The Easter break has come and gone and seemingly any hint of good weather with it. Frosty mornings mean my tomato and cucumber seedlings are sulking in the greenhouse and the neat rows of my tulip cutting bed are all at sea. Last year I couldn’t bear to cut and leave holes in the serried ranks. This year their silken petals cling on like tattered sails to a shipwrecked mast.
There have been highlights however. Last week we were juggling hailstorms and sunny spells in East Yorkshire. Curiosity took us to Bridlington, seaside resort and home to Hockney for the past few years.
The brassy end of town was jangling with coloured fishing boats and gaudy fascias, while a string of pliant, grey- backed donkeys idled on the deserted beach below.
Up in the the narrow red bricked streets of the old town, polished windows paraded vintage collectables and steamed up cafes concealed hot pots of proper tea.
We drove away from the town along Woldgate to Kilham, a ten mile single track road, now immortalised in Hockney’s brilliant ‘Arrival of Spring’ iPad drawings. Blackthorn was just bursting into flower in the hedgerows, its white blossoms laced around black branches, and oilseed rape flecked the fields with outrageous colour. Just an ordinary country lane but at the same time utterly extraordinary in its diversity of colours and shapes. Thank you Hockney for reminding us to appreciate the minutest detail of the changing seasons.

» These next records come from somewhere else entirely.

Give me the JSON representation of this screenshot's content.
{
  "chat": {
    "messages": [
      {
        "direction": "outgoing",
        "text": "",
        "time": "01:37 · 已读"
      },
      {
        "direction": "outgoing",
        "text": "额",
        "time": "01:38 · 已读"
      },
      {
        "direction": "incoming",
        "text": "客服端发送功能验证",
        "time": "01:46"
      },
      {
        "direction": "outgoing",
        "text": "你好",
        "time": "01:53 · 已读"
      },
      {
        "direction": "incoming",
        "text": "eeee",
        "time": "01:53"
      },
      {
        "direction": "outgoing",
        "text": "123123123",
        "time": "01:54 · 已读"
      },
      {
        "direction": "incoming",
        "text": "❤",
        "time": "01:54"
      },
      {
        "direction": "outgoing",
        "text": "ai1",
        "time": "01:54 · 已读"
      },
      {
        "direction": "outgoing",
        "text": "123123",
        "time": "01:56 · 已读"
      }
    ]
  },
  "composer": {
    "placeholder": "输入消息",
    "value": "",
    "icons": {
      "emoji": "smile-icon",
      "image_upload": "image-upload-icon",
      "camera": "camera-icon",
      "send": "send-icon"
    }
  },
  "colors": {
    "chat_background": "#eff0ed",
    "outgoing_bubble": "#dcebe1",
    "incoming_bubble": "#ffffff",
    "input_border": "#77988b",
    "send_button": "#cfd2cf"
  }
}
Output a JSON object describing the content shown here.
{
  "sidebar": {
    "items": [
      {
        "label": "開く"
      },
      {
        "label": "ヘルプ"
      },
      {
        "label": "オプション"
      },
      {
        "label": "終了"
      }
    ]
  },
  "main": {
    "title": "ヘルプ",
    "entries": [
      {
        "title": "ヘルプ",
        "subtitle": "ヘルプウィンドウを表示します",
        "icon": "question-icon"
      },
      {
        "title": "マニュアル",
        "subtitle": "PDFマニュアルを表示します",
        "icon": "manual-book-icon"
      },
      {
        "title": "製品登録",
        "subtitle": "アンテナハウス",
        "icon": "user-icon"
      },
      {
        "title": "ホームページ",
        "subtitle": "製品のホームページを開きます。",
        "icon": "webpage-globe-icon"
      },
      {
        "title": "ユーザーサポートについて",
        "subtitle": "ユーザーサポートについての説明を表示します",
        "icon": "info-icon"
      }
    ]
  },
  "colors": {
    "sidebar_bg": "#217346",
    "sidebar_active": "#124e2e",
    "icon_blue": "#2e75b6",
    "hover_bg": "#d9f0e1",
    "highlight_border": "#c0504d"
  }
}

So, on with the rain mac, I’m off to check out the blossom in the orchard.